YOUR ASSIGNMENT: Where in the data below does the word "true" appear? Copy every line that has it.

LISTED ENTRIES:
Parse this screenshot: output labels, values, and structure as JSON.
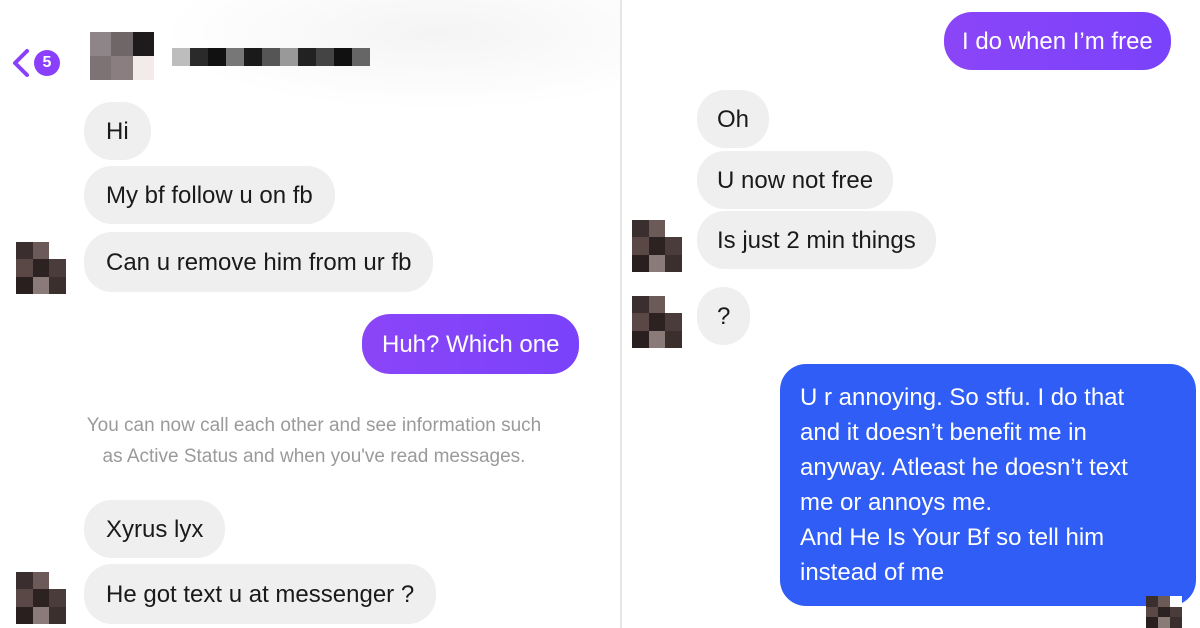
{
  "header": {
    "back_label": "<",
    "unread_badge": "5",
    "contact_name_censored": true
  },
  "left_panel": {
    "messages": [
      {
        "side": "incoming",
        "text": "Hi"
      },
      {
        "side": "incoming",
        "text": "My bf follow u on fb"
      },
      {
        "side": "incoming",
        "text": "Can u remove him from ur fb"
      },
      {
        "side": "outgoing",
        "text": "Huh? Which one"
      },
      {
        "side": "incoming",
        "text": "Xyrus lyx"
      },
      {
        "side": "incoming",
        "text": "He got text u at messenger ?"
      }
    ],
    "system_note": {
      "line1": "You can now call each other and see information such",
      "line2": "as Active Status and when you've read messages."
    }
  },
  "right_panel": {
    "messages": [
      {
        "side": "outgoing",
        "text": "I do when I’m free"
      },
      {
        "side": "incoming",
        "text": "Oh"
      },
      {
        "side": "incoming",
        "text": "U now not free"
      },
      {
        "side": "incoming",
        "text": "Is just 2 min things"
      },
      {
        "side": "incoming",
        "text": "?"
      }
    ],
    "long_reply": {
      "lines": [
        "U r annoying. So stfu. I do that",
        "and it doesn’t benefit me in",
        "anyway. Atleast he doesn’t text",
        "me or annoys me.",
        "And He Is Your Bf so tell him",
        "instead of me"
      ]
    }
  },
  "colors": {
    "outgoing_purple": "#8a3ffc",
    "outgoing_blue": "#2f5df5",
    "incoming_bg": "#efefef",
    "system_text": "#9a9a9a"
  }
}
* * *
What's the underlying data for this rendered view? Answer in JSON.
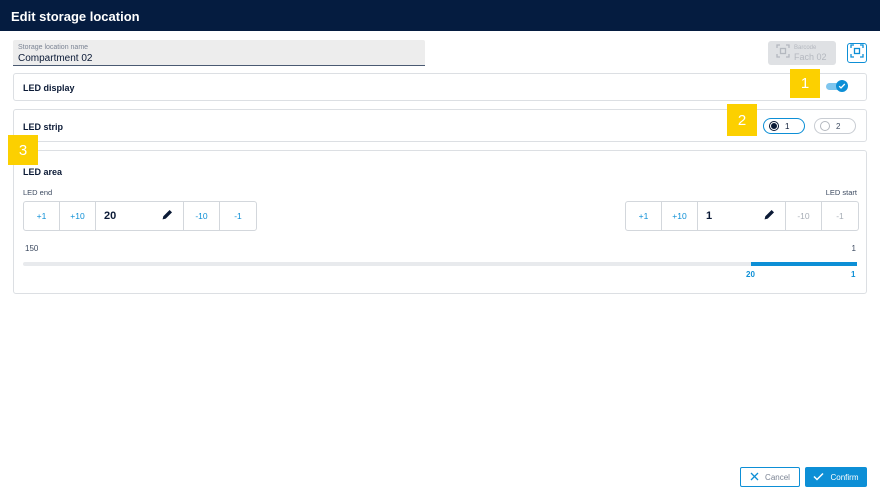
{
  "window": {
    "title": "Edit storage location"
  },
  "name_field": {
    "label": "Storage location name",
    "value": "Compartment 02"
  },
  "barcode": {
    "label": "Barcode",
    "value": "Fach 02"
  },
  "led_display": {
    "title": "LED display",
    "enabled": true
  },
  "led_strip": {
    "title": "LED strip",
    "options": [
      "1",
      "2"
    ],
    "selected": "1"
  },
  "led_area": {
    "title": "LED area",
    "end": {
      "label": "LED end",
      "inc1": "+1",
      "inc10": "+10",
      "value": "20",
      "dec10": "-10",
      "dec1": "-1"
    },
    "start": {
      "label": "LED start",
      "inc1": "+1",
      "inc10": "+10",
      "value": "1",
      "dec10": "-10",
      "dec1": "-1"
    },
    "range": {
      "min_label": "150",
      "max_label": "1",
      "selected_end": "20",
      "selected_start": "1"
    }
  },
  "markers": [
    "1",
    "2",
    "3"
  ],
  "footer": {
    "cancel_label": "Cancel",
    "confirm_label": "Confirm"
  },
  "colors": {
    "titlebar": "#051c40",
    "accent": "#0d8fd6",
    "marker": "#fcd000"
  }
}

RESULT BELOW:
    "contact_name_censored": true
    "enabled": true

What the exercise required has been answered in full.